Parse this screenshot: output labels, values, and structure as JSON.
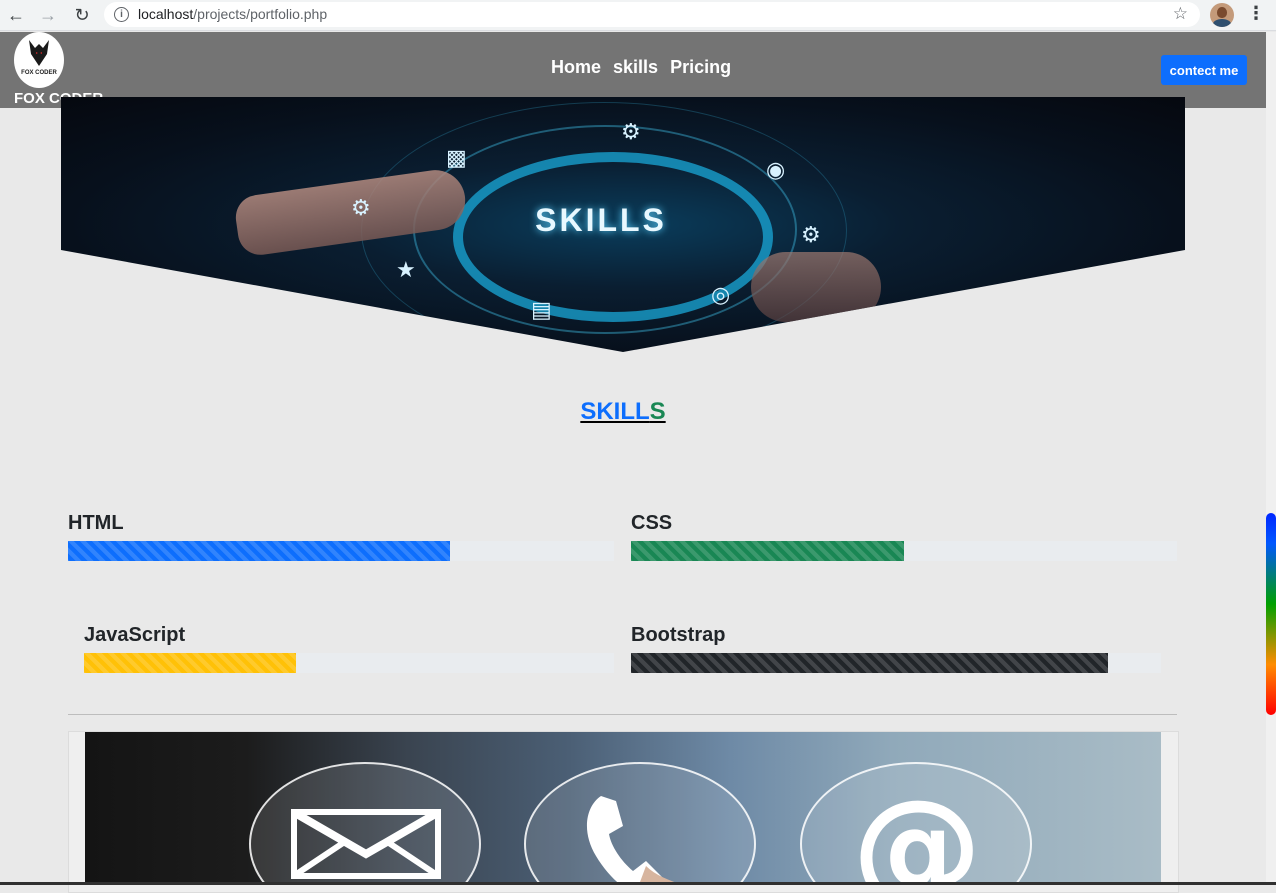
{
  "browser": {
    "url_host": "localhost",
    "url_path": "/projects/portfolio.php"
  },
  "site": {
    "logo_text": "FOX CODER",
    "logo_small": "FOX CODER",
    "nav_links": [
      "Home",
      "skills",
      "Pricing"
    ],
    "contact_button": "contect me"
  },
  "hero": {
    "text": "SKILLS"
  },
  "skills": {
    "title_main": "SKILL",
    "title_last": "S",
    "items": [
      {
        "label": "HTML",
        "percent": 70,
        "color": "#0d6efd"
      },
      {
        "label": "CSS",
        "percent": 50,
        "color": "#198754"
      },
      {
        "label": "JavaScript",
        "percent": 40,
        "color": "#ffc107"
      },
      {
        "label": "Bootstrap",
        "percent": 90,
        "color": "#212529"
      }
    ]
  },
  "contact_icons": [
    "mail-icon",
    "phone-icon",
    "at-sign-icon"
  ]
}
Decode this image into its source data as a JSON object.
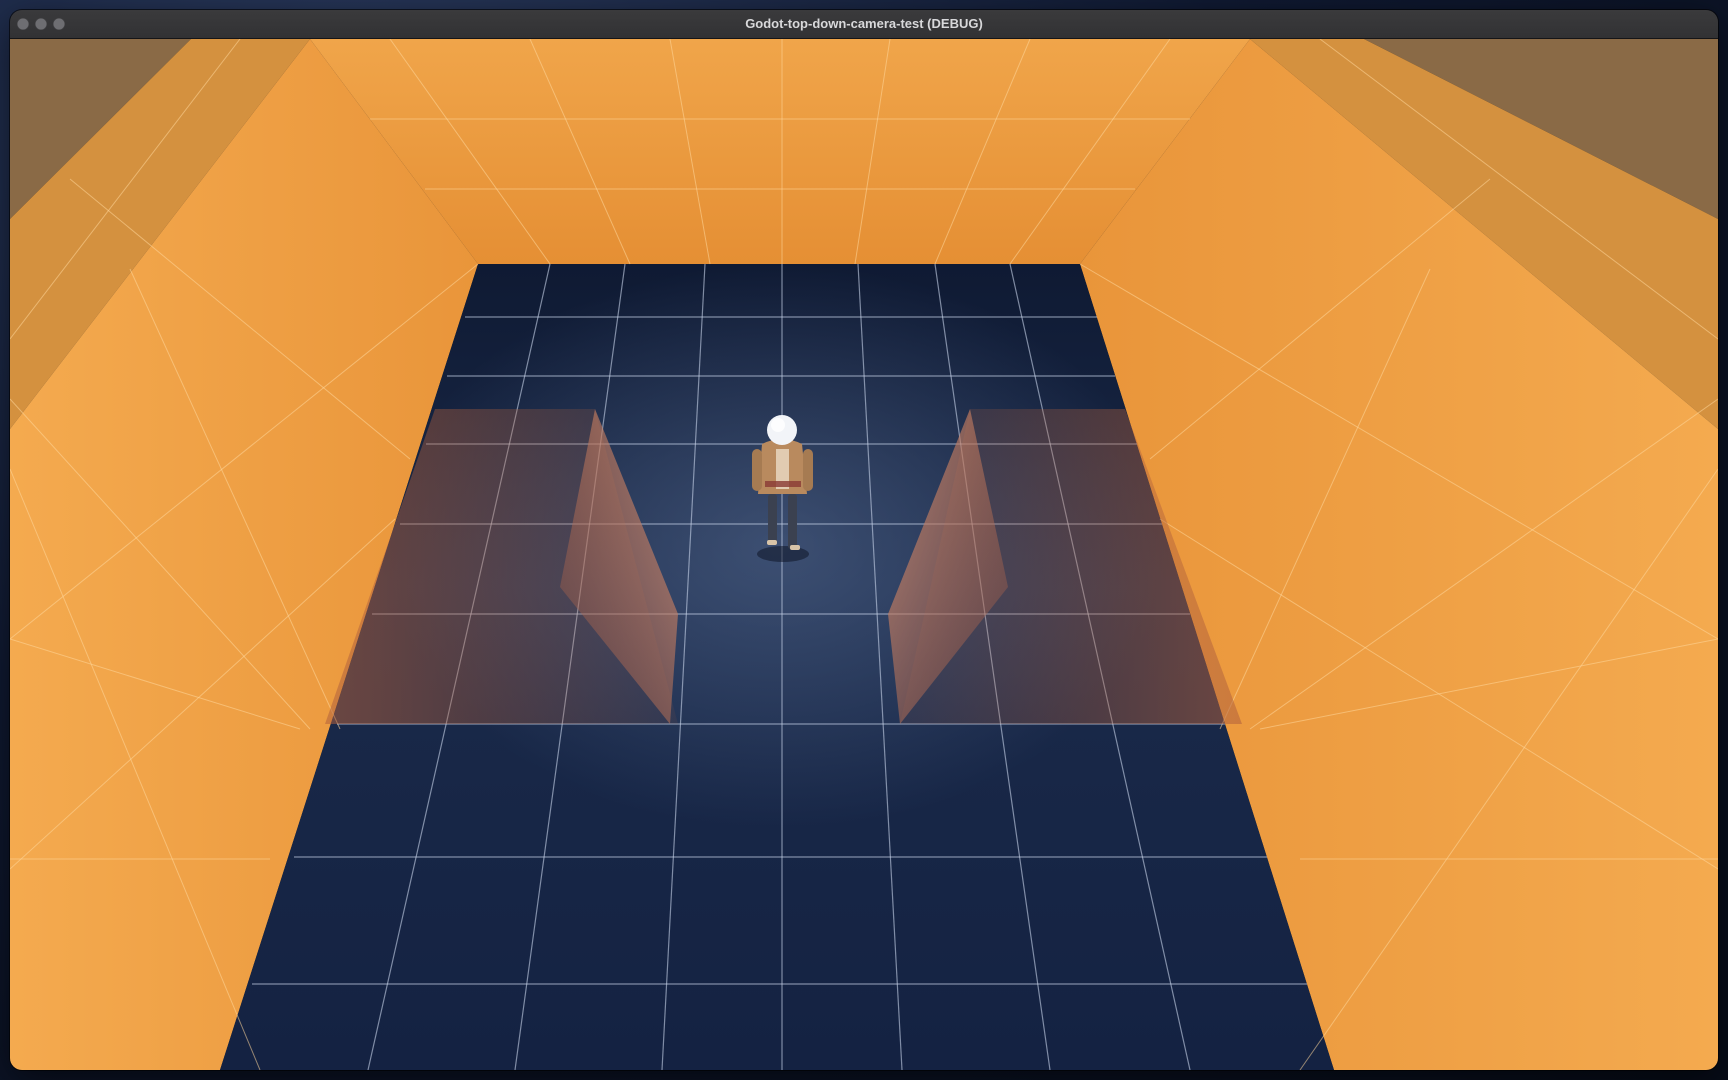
{
  "window": {
    "title": "Godot-top-down-camera-test (DEBUG)",
    "controls": [
      "close-icon",
      "minimize-icon",
      "zoom-icon"
    ]
  },
  "scene": {
    "objects": [
      "back-wall",
      "left-wall",
      "right-wall",
      "floor-grid",
      "left-ramp",
      "right-ramp",
      "player-character"
    ],
    "colors": {
      "wall": "#f2a54a",
      "wall_shadow": "#d88a30",
      "floor": "#162340",
      "grid_line": "#c8d4ea",
      "ramp": "#c98a6e",
      "player_jacket": "#b98a5e",
      "player_hair": "#f2f4f8"
    }
  }
}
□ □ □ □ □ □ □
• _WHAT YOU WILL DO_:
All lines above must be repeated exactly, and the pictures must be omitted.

• _YOUR RESPONSE_:
Parse this screenshot: output labels, values, and structure as JSON.
{
  "browser": {
    "url_host": "localhost",
    "url_path": "/projects/portfolio.php"
  },
  "site": {
    "logo_text": "FOX CODER",
    "logo_small": "FOX CODER",
    "nav_links": [
      "Home",
      "skills",
      "Pricing"
    ],
    "contact_button": "contect me"
  },
  "hero": {
    "text": "SKILLS"
  },
  "skills": {
    "title_main": "SKILL",
    "title_last": "S",
    "items": [
      {
        "label": "HTML",
        "percent": 70,
        "color": "#0d6efd"
      },
      {
        "label": "CSS",
        "percent": 50,
        "color": "#198754"
      },
      {
        "label": "JavaScript",
        "percent": 40,
        "color": "#ffc107"
      },
      {
        "label": "Bootstrap",
        "percent": 90,
        "color": "#212529"
      }
    ]
  },
  "contact_icons": [
    "mail-icon",
    "phone-icon",
    "at-sign-icon"
  ]
}
Decode this image into its source data as a JSON object.
{
  "window": {
    "title": "Godot-top-down-camera-test (DEBUG)",
    "controls": [
      "close-icon",
      "minimize-icon",
      "zoom-icon"
    ]
  },
  "scene": {
    "objects": [
      "back-wall",
      "left-wall",
      "right-wall",
      "floor-grid",
      "left-ramp",
      "right-ramp",
      "player-character"
    ],
    "colors": {
      "wall": "#f2a54a",
      "wall_shadow": "#d88a30",
      "floor": "#162340",
      "grid_line": "#c8d4ea",
      "ramp": "#c98a6e",
      "player_jacket": "#b98a5e",
      "player_hair": "#f2f4f8"
    }
  }
}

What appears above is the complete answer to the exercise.